How might users receive NFTs as they participate in events, concerts, games, classes, conferences, programs, etc.? How might the collection of those experiences as NFTs enable people to connect in new ways and bond over shared, collective experiences across the Internet, across borders? How might these collections be used to recommend or discover new experiences and communities to be a part of?
For example, what if every crypto industry conference, event, hackathon, accelerator, program, and retreat issued an NFT to participants (e.g., POAP tokens), and these NFTs were aggregated and reconstructed into a new type of alumni and social network where people could find, connect, and help one another? What if special NFTs were also given to speakers, program facilitators, hackathon winners, or even people who entered a particular room, enabling people to further dissect a community to find people they have the closest shared experiences with?
NFTs will enable people to build an onchain history of experiences, and this will be used to find and connect with others on a more granular level. This could be applied across a number of settings: work, school, social events, traveling, hobbies, politics, affinity groups, retail, entertainment, and so on.
4/ Composable Product Derivatives
How might consumers use and interact with an NFT that represents a retail product? Or how might businesses use and interact with an NFT that represents an industrial product as part of their production process? How might the rights to that product—which is effectively a derivative—be utilized to improve the end-user experience as a consumer, or a business? Could the NFT be designed with mechanisms so that the consumer or business gets the product better, faster, or cheaper than if it were not tokenized? Could the NFT that represents a product then be combined with another product’s NFT to further customize, improve, or enhance the original product? Could these types of NFTs drive greater adoption of crypto because of their non-speculative use cases and value to consumers and businesses who want the product?
For example, what if I bought 1 NFT representing a high-end shirt from a manufacturer, but the per-unit price went down as more people bought the same NFT and the bulk order grew before all of the NFTs were redeemed for the physical shirts.

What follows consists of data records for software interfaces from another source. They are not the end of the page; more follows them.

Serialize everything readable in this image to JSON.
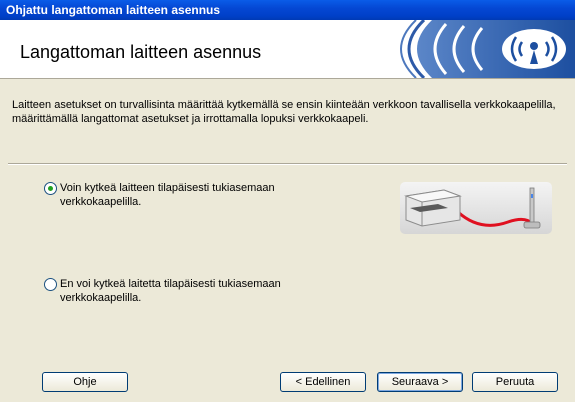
{
  "window": {
    "title": "Ohjattu langattoman laitteen asennus"
  },
  "header": {
    "title": "Langattoman laitteen asennus"
  },
  "intro_text": "Laitteen asetukset on turvallisinta määrittää  kytkemällä se ensin kiinteään verkkoon tavallisella verkkokaapelilla, määrittämällä langattomat asetukset ja irrottamalla lopuksi verkkokaapeli.",
  "options": [
    {
      "label": "Voin kytkeä laitteen tilapäisesti tukiasemaan verkkokaapelilla.",
      "selected": true
    },
    {
      "label": "En voi kytkeä laitetta tilapäisesti tukiasemaan verkkokaapelilla.",
      "selected": false
    }
  ],
  "buttons": {
    "help": "Ohje",
    "back": "< Edellinen",
    "next": "Seuraava >",
    "cancel": "Peruuta"
  },
  "icons": {
    "logo": "wireless-logo-icon",
    "illustration": "printer-cable-access-point-icon"
  },
  "colors": {
    "titlebar": "#0548d4",
    "cable": "#e01020",
    "radio_dot": "#21a121"
  }
}
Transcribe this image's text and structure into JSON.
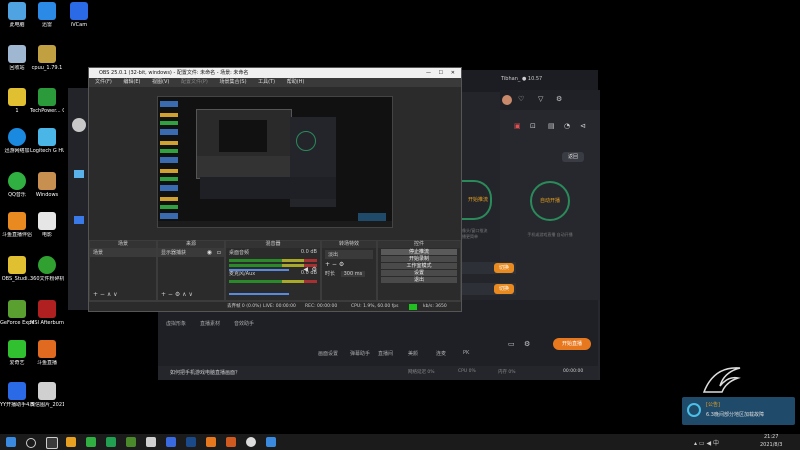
{
  "desktop": {
    "icons": [
      {
        "label": "此电脑",
        "color": "#4fa3e0"
      },
      {
        "label": "迅雷",
        "color": "#2a8ae6"
      },
      {
        "label": "iVCam",
        "color": "#2a6ae6"
      },
      {
        "label": "回收站",
        "color": "#9fb7d0"
      },
      {
        "label": "cpuu_1.79.1",
        "color": "#c0a040"
      },
      {
        "label": "1",
        "color": "#e0c030"
      },
      {
        "label": "TechPower... GPU-Z",
        "color": "#2a9a3a"
      },
      {
        "label": "迅游网络加",
        "color": "#1a8ae0"
      },
      {
        "label": "Logitech G HUB",
        "color": "#4ab6e8"
      },
      {
        "label": "QQ音乐",
        "color": "#30b040"
      },
      {
        "label": "Windows",
        "color": "#c89050"
      },
      {
        "label": "斗鱼直播伴侣",
        "color": "#e88a20"
      },
      {
        "label": "电影",
        "color": "#e6e6e6"
      },
      {
        "label": "OBS_Studi...",
        "color": "#e0c030"
      },
      {
        "label": "360文件粉碎机 6",
        "color": "#30a030"
      },
      {
        "label": "GeForce Experience",
        "color": "#5aa030"
      },
      {
        "label": "MSI Afterburner",
        "color": "#b02020"
      },
      {
        "label": "爱奇艺",
        "color": "#30c030"
      },
      {
        "label": "斗鱼直播",
        "color": "#e06a20"
      },
      {
        "label": "YY开播助手4.5",
        "color": "#2a6ae6"
      },
      {
        "label": "微信图片_2021080...",
        "color": "#d0d0d0"
      }
    ]
  },
  "obs": {
    "title": "OBS 25.0.1 (32-bit, windows) - 配置文件: 未命名 - 场景: 未命名",
    "menu": [
      "文件(F)",
      "编辑(E)",
      "视图(V)",
      "配置文件(P)",
      "场景集合(S)",
      "工具(T)",
      "帮助(H)"
    ],
    "docks": {
      "scenes": {
        "title": "场景",
        "items": [
          "场景"
        ]
      },
      "sources": {
        "title": "来源",
        "items": [
          "显示器捕获"
        ]
      },
      "mixer": {
        "title": "混音器",
        "tracks": [
          {
            "name": "桌面音频",
            "db": "0.0 dB"
          },
          {
            "name": "麦克风/Aux",
            "db": "0.0 dB"
          }
        ]
      },
      "transitions": {
        "title": "转场特效",
        "fade": "淡出",
        "duration_label": "时长",
        "duration": "300 ms"
      },
      "controls": {
        "title": "控件",
        "buttons": [
          "停止推流",
          "开始录制",
          "工作室模式",
          "设置",
          "退出"
        ]
      }
    },
    "status": {
      "dropped": "丢弃帧 0 (0.0%)",
      "live": "LIVE: 00:00:00",
      "rec": "REC: 00:00:00",
      "cpu": "CPU: 1.9%, 60.00 fps",
      "bitrate": "kb/s: 3650"
    }
  },
  "bg_app": {
    "title": "Tibhan_ ● 10.57",
    "back_button": "返回",
    "mode_left": "开始推流",
    "mode_right": "自动开播",
    "desc_left": "摄像头/窗口推流 开播更简单",
    "desc_right": "手机或游戏直播 自动开播",
    "toggle1": "切换",
    "toggle2": "切换",
    "hint": "画面出现重复效果",
    "bottom_items": [
      "画面设置",
      "弹幕助手",
      "直播间",
      "美颜",
      "连麦",
      "PK",
      "更多"
    ],
    "bottom_left": [
      "虚拟形象",
      "直播素材",
      "音效助手"
    ],
    "start_button": "开始直播",
    "notice_text": "如何把手机游戏电脑直播画面？",
    "stats": [
      " ",
      " ",
      "网络延迟 0%",
      "CPU 0%",
      "内存 0%",
      "00:00:00"
    ]
  },
  "notification": {
    "title": "[公告]",
    "body": "6.3晚间部分地区加载故障"
  },
  "taskbar": {
    "time": "21:27",
    "date": "2021/8/3"
  }
}
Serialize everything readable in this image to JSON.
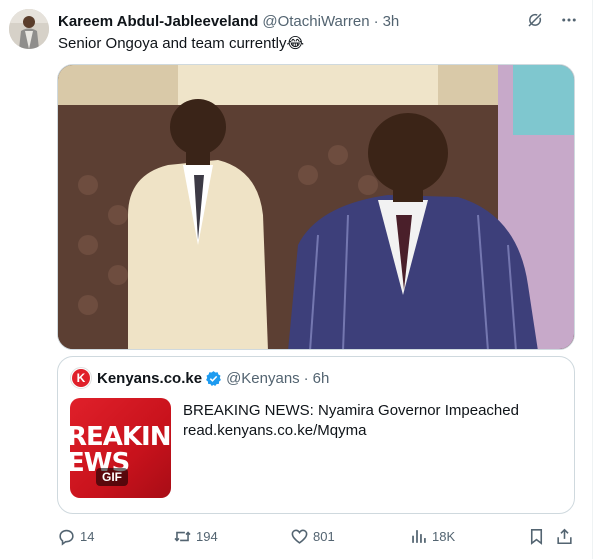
{
  "tweet": {
    "author_name": "Kareem Abdul-Jableeveland",
    "handle": "@OtachiWarren",
    "separator": "·",
    "time": "3h",
    "text": "Senior Ongoya and team currently😂"
  },
  "header_icons": [
    "grok-icon",
    "more-icon"
  ],
  "quote": {
    "name": "Kenyans.co.ke",
    "handle": "@Kenyans",
    "separator": "·",
    "time": "6h",
    "headline": "BREAKING NEWS: Nyamira Governor Impeached",
    "link": "read.kenyans.co.ke/Mqyma",
    "thumb_line1": "REAKING",
    "thumb_line2": "EWS",
    "thumb_badge": "GIF"
  },
  "actions": {
    "replies": "14",
    "retweets": "194",
    "likes": "801",
    "views": "18K"
  },
  "colors": {
    "text": "#0f1419",
    "secondary": "#536471",
    "border": "#cfd9de",
    "verified": "#1d9bf0",
    "kenyans_red": "#e0202a"
  }
}
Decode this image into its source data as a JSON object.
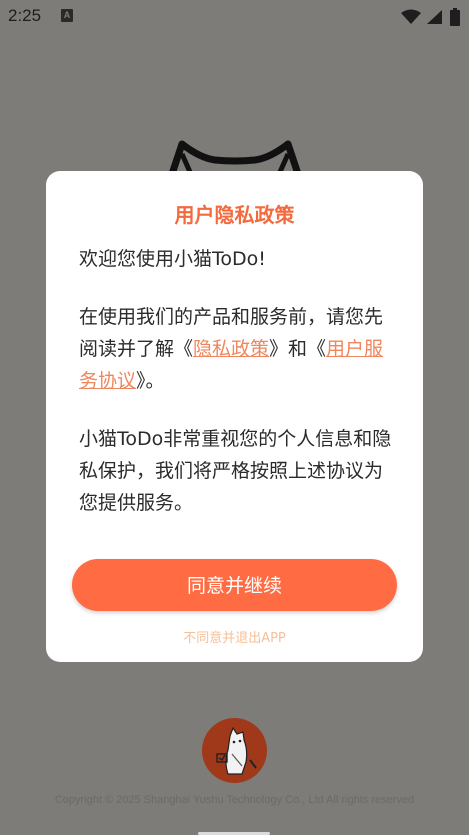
{
  "status_bar": {
    "time": "2:25",
    "notification_icon_letter": "A",
    "icons": [
      "wifi-icon",
      "signal-icon",
      "battery-icon"
    ]
  },
  "dialog": {
    "title": "用户隐私政策",
    "greeting": "欢迎您使用小猫ToDo!",
    "intro_before": "在使用我们的产品和服务前，请您先阅读并了解《",
    "privacy_link": "隐私政策",
    "intro_middle": "》和《",
    "service_link": "用户服务协议",
    "intro_after": "》。",
    "closing": "小猫ToDo非常重视您的个人信息和隐私保护，我们将严格按照上述协议为您提供服务。",
    "agree_label": "同意并继续",
    "decline_label": "不同意并退出APP"
  },
  "footer": {
    "copyright": "Copyright © 2025 Shanghai Yushu Technology Co., Ltd All rights reserved"
  },
  "colors": {
    "accent": "#ff6b42",
    "title": "#f26a3d",
    "link": "#f0865d",
    "decline": "#f5c09a",
    "scrim": "#7d7c79",
    "logo_bg": "#a0391a"
  }
}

Then, what if I could provide my 1 shirt NFT and combine it with the NFT from a digital artist to print her artwork on the shirt, resulting in a new NFT (that now represent the shirt with the digital artists’ print on it) that I can both redeem or sell on the open market for a higher price?
New forms of commerce and supply chains will emerge as a result of composable product derivates enabled by NFTs. Saint Fame DAO, Zora and Foundation are early examples of what this could start to look like—however, we will see ones in the future that focus on specific consumer and B2B products and supply chains (e.g., custom apparel, gaming, media, entertainment, aerospace, food).
Also, as these types of NFTs may be less susceptible to speculative activity, they may be more accessible and desirable to a broader set of consumers—and thus they may help drive adoption of crypto to a bigger population, faster.
A New Era and Model for NFTs
When we think of NFTs as experiences, not products, a new model for designing end-to-end experiences emerges, where NFT-enabled identity and reputation enables people to connect and form memberships, which in turn enable those communities to create experiences and artifacts that reinforce users’ identities.
As 74% of Americans (especially Millennials and Zoomers) now prioritize experiences over products, experience-led NFTs can’t come soon enough—they’ll unlock new forms of value and help bring crypto to the mainstream in ways that we haven’t seen to date.
We just need to start to look at and design NFTs differently.
If you’re working on an experience-led NFT project, please reach out. I’d love to learn more and see how we and our partners can collaborate.
Thank you to all of the founders including Kevin Chou (Rally, Forte), Kayvon Tehranian (Foundation), James Young (Abridged), and James Duncan (Abridged), our friends Jesse Walden (Variant), Electric Capital, and Delphi Digital, and my colleagues at IDEO including Tara Tan and Joe Gerber for providing feedback on this post.